After completing the Padlet, I then went through the presentation that had been put together, after getting students to stand up and stretch and move around. I think that I had effectively lost them by this point and It was not until we got to the Kahoot that I had put together as a summative learning that they perked back up and re-engaged, but it demonstrated that they had not understood what we had discussed, as many of their answers were incorrect.. I have more Stage Two classes tomorrow (as I write this) and I will deliver the lesson very differently to those classes. Just because I am the teacher does not mean I get it right all the time. I just need to be sure that I learn the lesson and get it right the next time.
Tomorrow will be introductory video first, then a slow work through of the questions one at a time, with students identifying their own pre-conceptions and then class discussion and explanation of the meaning before moving onto the subsequent question. I feel that this approach will be more effective and result in the students understanding the concepts more than my students did today.
“Try to learn something about everything and everything about something.”
– Attributed to Thomas Huxley
This video introduces some of the features and ways in which Google Docs can be utilised in the classroom. As always, feel free to ask questions.
I had planned to post video three in the Flipped Teacher Professional Learning today. Unfortunately I attempted to upgrade my PC to Windows Ten over the weekend, and not only did the upgrade fail, but so did the rollback, and my attempts to reinstall Windows Seven using my boot disc have not been successful thus far. So at this point in time I am not entirely sure when I will be able to get another FTPL uploaded and I had only pre-recorded two videos prior to the upgrade attempt.

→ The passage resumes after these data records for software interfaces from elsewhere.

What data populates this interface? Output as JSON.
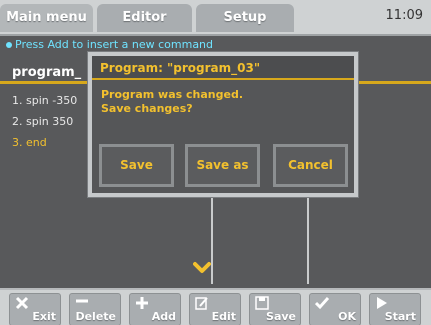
{
  "tabs": [
    "Main menu",
    "Editor",
    "Setup"
  ],
  "clock": "11:09",
  "hint": "Press Add to insert a new command",
  "program_header": "program_",
  "program_lines": [
    "1. spin -350",
    "2. spin 350",
    "3. end"
  ],
  "dialog": {
    "title": "Program: \"program_03\"",
    "message_line1": "Program was changed.",
    "message_line2": "Save changes?",
    "buttons": [
      "Save",
      "Save as",
      "Cancel"
    ]
  },
  "toolbar": [
    {
      "label": "Exit",
      "icon": "close-icon"
    },
    {
      "label": "Delete",
      "icon": "minus-icon"
    },
    {
      "label": "Add",
      "icon": "plus-icon"
    },
    {
      "label": "Edit",
      "icon": "edit-icon"
    },
    {
      "label": "Save",
      "icon": "floppy-icon"
    },
    {
      "label": "OK",
      "icon": "check-icon"
    },
    {
      "label": "Start",
      "icon": "play-icon"
    }
  ],
  "colors": {
    "accent": "#d7a81c",
    "dialog_text": "#f3c12e",
    "hint": "#6fe3ff"
  }
}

My apologies for this, but I will work to get it back up and running as quickly as I am able to.
“The best part of learning is sharing what you know.”
– Attrbuted to Vaughn K. Lauer

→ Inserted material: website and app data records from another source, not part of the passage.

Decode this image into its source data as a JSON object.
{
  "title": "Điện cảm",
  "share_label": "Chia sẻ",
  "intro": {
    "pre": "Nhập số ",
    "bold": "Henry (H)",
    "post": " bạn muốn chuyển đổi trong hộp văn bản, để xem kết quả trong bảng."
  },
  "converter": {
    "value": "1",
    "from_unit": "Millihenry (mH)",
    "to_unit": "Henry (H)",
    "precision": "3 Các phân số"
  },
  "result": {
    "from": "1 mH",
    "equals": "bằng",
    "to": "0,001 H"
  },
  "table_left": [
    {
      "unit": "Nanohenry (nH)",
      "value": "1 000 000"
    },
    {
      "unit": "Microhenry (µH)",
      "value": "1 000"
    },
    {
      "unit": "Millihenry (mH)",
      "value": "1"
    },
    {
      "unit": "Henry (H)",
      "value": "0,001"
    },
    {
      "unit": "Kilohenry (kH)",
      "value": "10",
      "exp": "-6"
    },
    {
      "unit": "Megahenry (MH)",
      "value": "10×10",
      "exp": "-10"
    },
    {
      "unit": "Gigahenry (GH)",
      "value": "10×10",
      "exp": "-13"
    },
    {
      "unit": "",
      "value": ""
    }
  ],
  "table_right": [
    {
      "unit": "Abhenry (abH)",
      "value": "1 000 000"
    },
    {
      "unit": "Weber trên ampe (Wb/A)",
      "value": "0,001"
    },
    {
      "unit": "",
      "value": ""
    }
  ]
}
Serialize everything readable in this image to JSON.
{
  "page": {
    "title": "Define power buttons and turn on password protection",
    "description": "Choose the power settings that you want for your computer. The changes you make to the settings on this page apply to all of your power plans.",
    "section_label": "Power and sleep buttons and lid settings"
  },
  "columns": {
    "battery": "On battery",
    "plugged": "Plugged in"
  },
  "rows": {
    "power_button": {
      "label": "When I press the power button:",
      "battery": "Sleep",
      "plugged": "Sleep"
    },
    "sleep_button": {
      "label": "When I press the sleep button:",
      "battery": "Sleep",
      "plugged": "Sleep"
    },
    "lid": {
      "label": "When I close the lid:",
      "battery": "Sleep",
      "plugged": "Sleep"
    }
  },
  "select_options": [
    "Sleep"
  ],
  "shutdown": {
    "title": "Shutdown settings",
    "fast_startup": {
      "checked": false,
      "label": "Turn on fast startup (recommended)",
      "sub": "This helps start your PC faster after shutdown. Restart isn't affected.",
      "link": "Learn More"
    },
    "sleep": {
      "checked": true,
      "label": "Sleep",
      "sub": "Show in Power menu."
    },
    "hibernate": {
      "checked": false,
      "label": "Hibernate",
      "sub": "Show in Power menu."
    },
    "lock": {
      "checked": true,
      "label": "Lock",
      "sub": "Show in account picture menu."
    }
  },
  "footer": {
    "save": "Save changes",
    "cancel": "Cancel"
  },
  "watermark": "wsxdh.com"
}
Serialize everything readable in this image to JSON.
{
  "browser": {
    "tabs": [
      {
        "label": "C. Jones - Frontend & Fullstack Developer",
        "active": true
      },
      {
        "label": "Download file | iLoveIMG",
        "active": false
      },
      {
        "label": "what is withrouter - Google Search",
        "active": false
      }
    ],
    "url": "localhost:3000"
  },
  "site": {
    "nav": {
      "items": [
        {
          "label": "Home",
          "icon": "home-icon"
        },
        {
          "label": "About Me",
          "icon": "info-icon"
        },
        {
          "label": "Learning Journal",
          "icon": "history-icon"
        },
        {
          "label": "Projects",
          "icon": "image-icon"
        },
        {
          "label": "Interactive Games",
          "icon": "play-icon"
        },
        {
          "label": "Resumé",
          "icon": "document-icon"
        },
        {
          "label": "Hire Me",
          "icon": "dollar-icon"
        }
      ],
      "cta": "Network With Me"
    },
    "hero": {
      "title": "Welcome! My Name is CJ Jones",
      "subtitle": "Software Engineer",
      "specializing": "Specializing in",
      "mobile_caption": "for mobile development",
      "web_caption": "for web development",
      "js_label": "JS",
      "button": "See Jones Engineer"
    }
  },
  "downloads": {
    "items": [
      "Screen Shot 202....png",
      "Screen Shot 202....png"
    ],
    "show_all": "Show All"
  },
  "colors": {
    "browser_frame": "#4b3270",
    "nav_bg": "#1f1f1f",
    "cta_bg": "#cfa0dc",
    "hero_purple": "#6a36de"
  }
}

My regular readers would be aware that I am delivering profession development sessions to colleagues around the use of technology in the classroom. This afternoon will be the second session in this series, and will be focusing on developing a greater knowledge in using the Google Apps for Education (GAfE).
Last week, I introduced them to Google Apps for Education, and delivered the session via Google Classroom. This afternoon, I will be spending further time with them looking at ways that Google Drive can be used in conjunction with Google Docs, Google Sheets and Google Slides in the classroom, and as tools for collaboration.
On that note, here are some ways that you can deploy Google Docs in the classroom.
- Collaborative story writing: Google Docs can be used by multiple authors at the same time. This creates a scenario where group tasks can be undertaken, with each member actively contributing, making it harder for some students to hide in the mass.
- Live Feedback: Google Docs allows you to insert comments on the document, as in MS Word, and this allows you to provide live feedback to students on their writing, whether or not you are in the classroom.
- Collaborative Planning: Google Docs can be utilised to to collaboratively plan and develop units of work and programs for Stages, Themed Units and Terms.
Those are a few simple ways that Google Docs can be used.
As always, thank you for reading, and I would like to hear from anyone with ideas on how you use Google Docs, Sheets, Slides, Class or Drive in the classroom or for staff Professional Development.